The Role of Altered Landscapes in the Disaster Lifecycle

Wednesday, 17 December 2014
JoAnn M Holloway, USGS, Denver, CO, United States, Sheila F Murphy, USGS, Boulder, CO, United States and Geoffrey S Plumlee, U.S. Geological Survey, Denver, CO, United States
Most landscapes have some degree of human-induced alteration, including roadways, water diversions, and impacts from historical land use (e.g., grazing, mining). These changes in a landscape can magnify impacts of cascading disasters such as fires and subsequent storm events. The population of the Colorado Front Range is growing rapidly, putting increased pressure on the wildland-urban interface. Many historical (mid 19th to mid 20th century) mining districts have since developed into substantial exurban communities. Historical mining activity generated numerous waste rock and tailings piles of various magnitudes, from small areas of trace-metal bearing deposits to the underpinnings of entire towns.

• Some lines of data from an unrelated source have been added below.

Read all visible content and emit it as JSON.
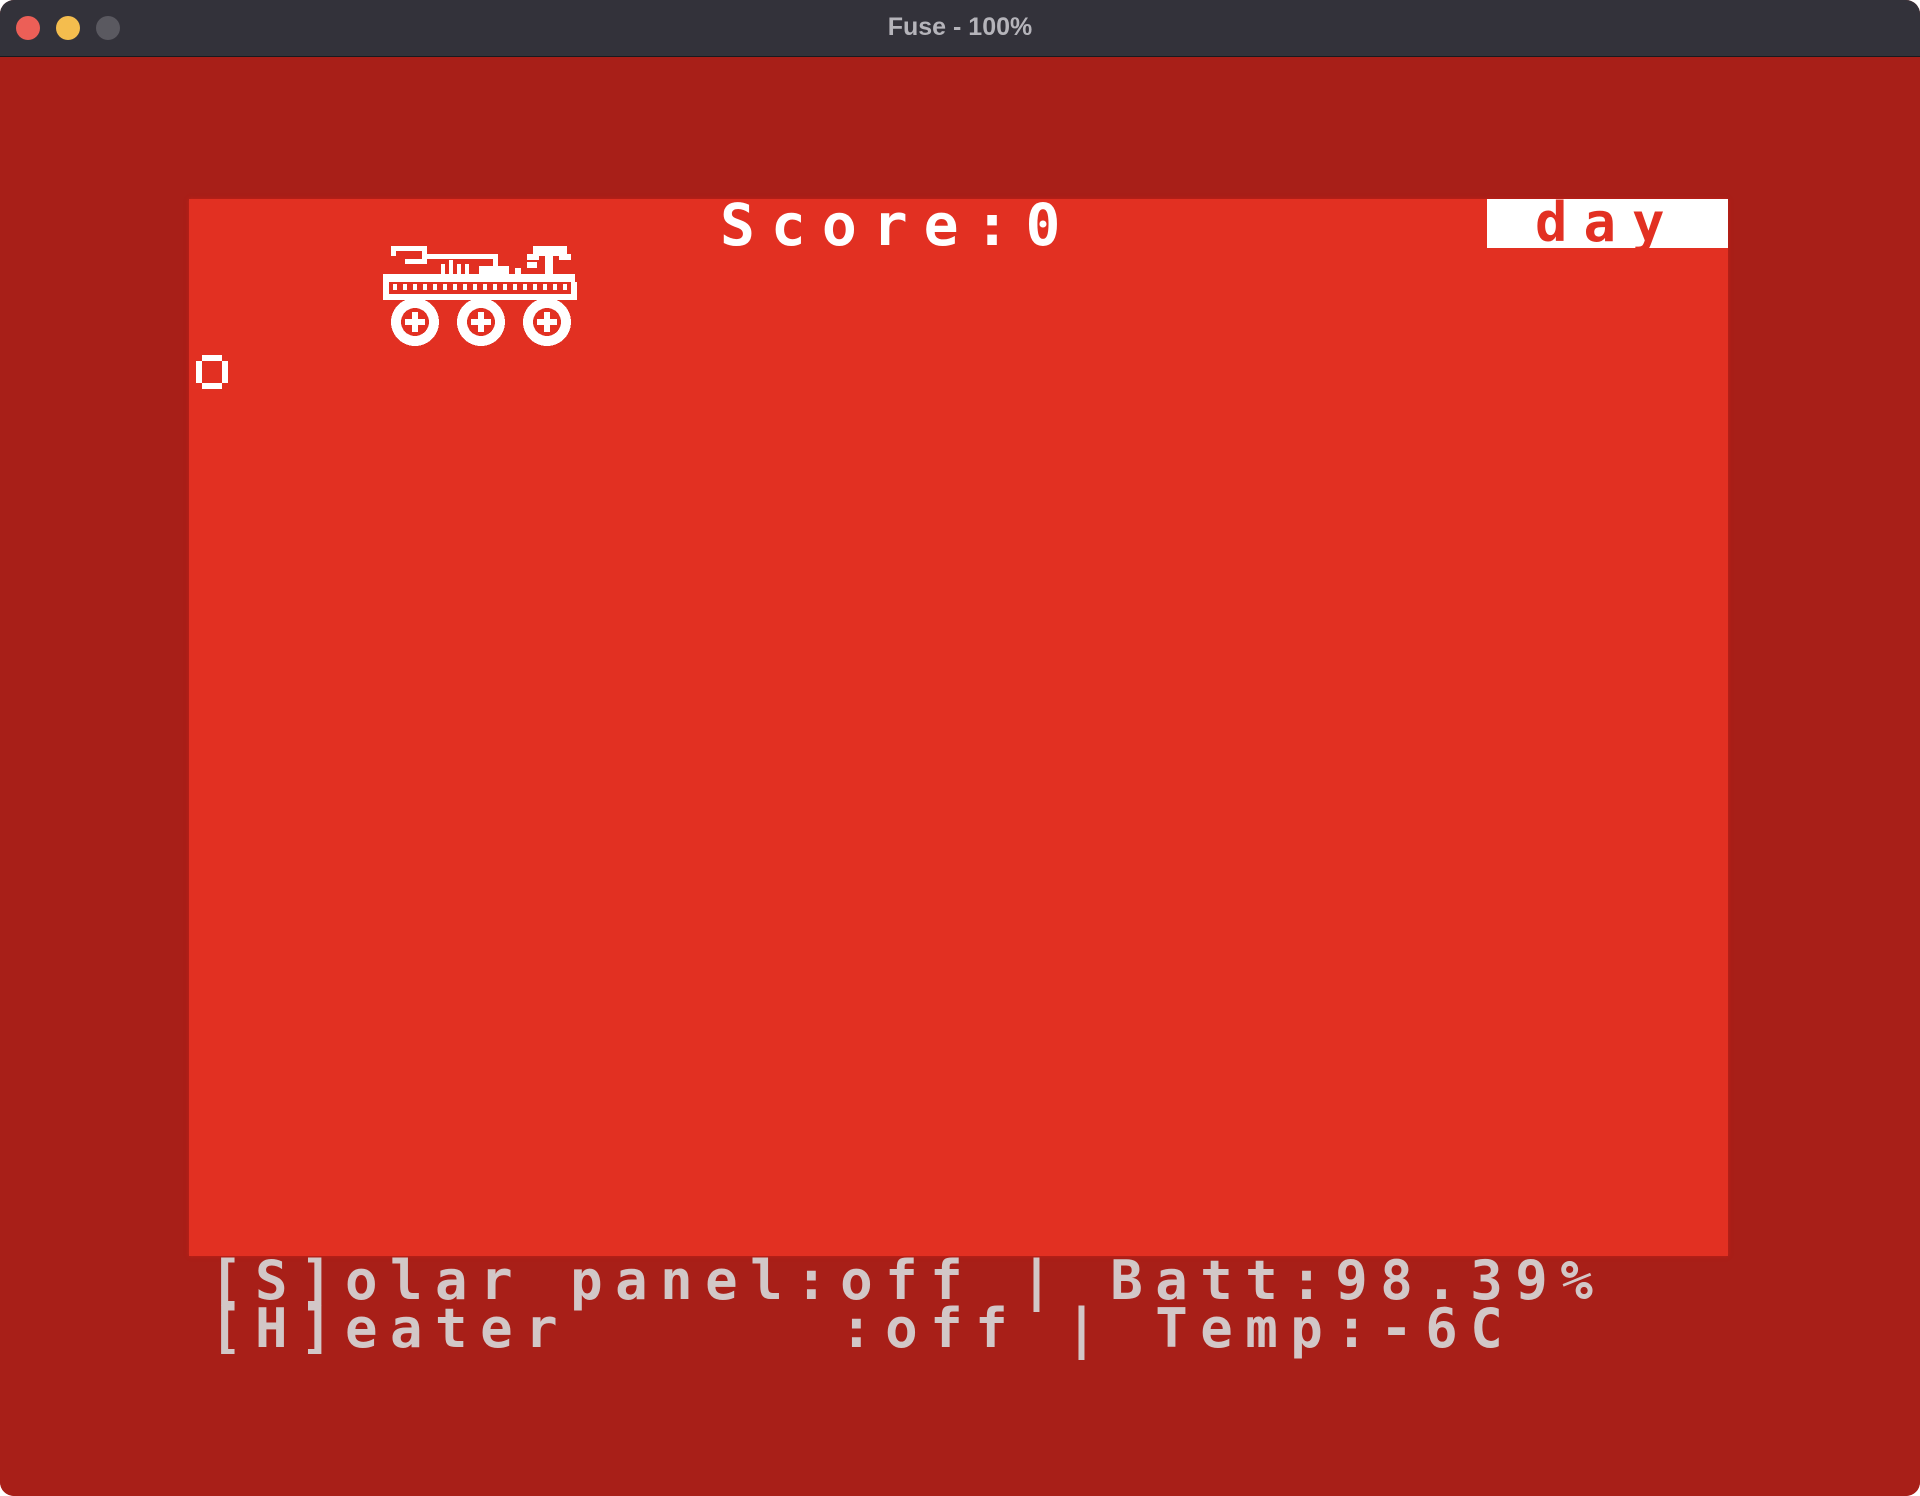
{
  "window": {
    "title": "Fuse - 100%"
  },
  "colors": {
    "border": "#a81f18",
    "paper": "#e23022",
    "ink": "#ffffff",
    "status_text": "#d2c7c7",
    "titlebar": "#33323a"
  },
  "game": {
    "score_text": "Score:0",
    "phase_label": "day",
    "sample_glyph": "rock-sample-icon",
    "status": {
      "line1": "[S]olar panel:off | Batt:98.39%",
      "line2": "[H]eater      :off | Temp:-6C"
    }
  }
}
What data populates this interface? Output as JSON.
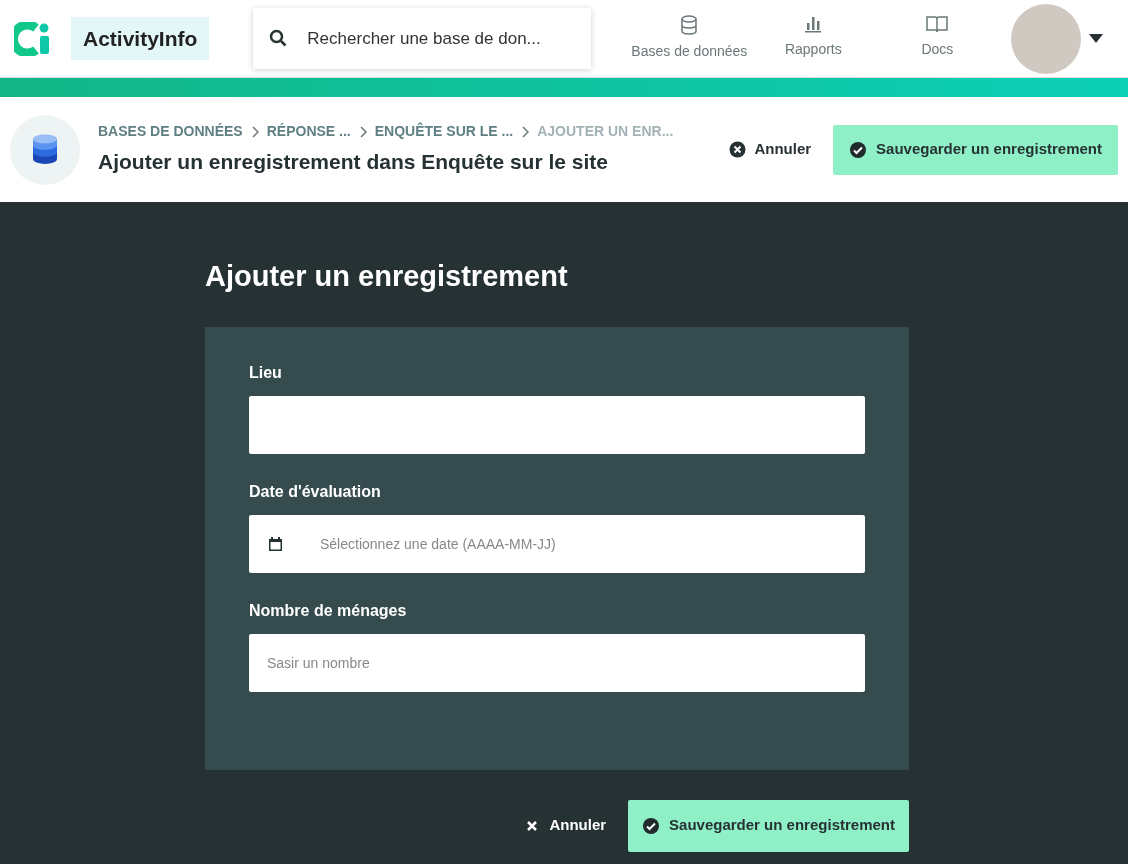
{
  "header": {
    "logo": "ActivityInfo",
    "search": {
      "placeholder": "Rechercher une base de don..."
    },
    "nav": [
      {
        "label": "Bases de données",
        "kind": "database"
      },
      {
        "label": "Rapports",
        "kind": "chart"
      },
      {
        "label": "Docs",
        "kind": "book"
      }
    ]
  },
  "breadcrumbs": [
    "BASES DE DONNÉES",
    "RÉPONSE ...",
    "ENQUÊTE SUR LE ...",
    "AJOUTER UN ENR..."
  ],
  "page_title": "Ajouter un enregistrement dans Enquête sur le site",
  "top_actions": {
    "cancel": "Annuler",
    "save": "Sauvegarder un enregistrement"
  },
  "form": {
    "title": "Ajouter un enregistrement",
    "fields": [
      {
        "label": "Lieu",
        "kind": "text"
      },
      {
        "label": "Date d'évaluation",
        "kind": "date",
        "placeholder": "Sélectionnez une date (AAAA-MM-JJ)"
      },
      {
        "label": "Nombre de ménages",
        "kind": "number",
        "placeholder": "Sasir un nombre"
      }
    ]
  },
  "bottom_actions": {
    "cancel": "Annuler",
    "save": "Sauvegarder un enregistrement"
  }
}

Recent natural disasters have exposed this material, enhancing mobilization by wind and water. The Fourmile Canyon Fire burned nearly 2600 hectares and over 160 homes in September 2010. Overland flow during storms in the first year post-fire mobilized mine tailings along denuded slopes, resulting in an increased flux of sediment bearing Hg, As, Cu, and other trace metals to the stream. Record-breaking amounts of rainfall across Boulder and Larimer Counties in September 2013 resulted in flooding that triggered landslides at road cuts, undercut roads at bridges, and displaced structures built directly on mine tailings, notably in Jamestown, north of Fourmile Canyon. Additional tailings mobilized by overland flow and high peak flows contributed to elevated trace metal concentrations in stream sediments downstream from legacy mining activity. Understanding the collective impact of historical and modern changes to a landscape will lead to a more holistic approach to disaster preparedness and post-disaster recovery, particularly community planning. An awareness of the geomorphic, hydrologic, ecologic and geochemical changes resulting from historical land use will enable better assessments of the resiliency of ecosystems and communities during and following disasters.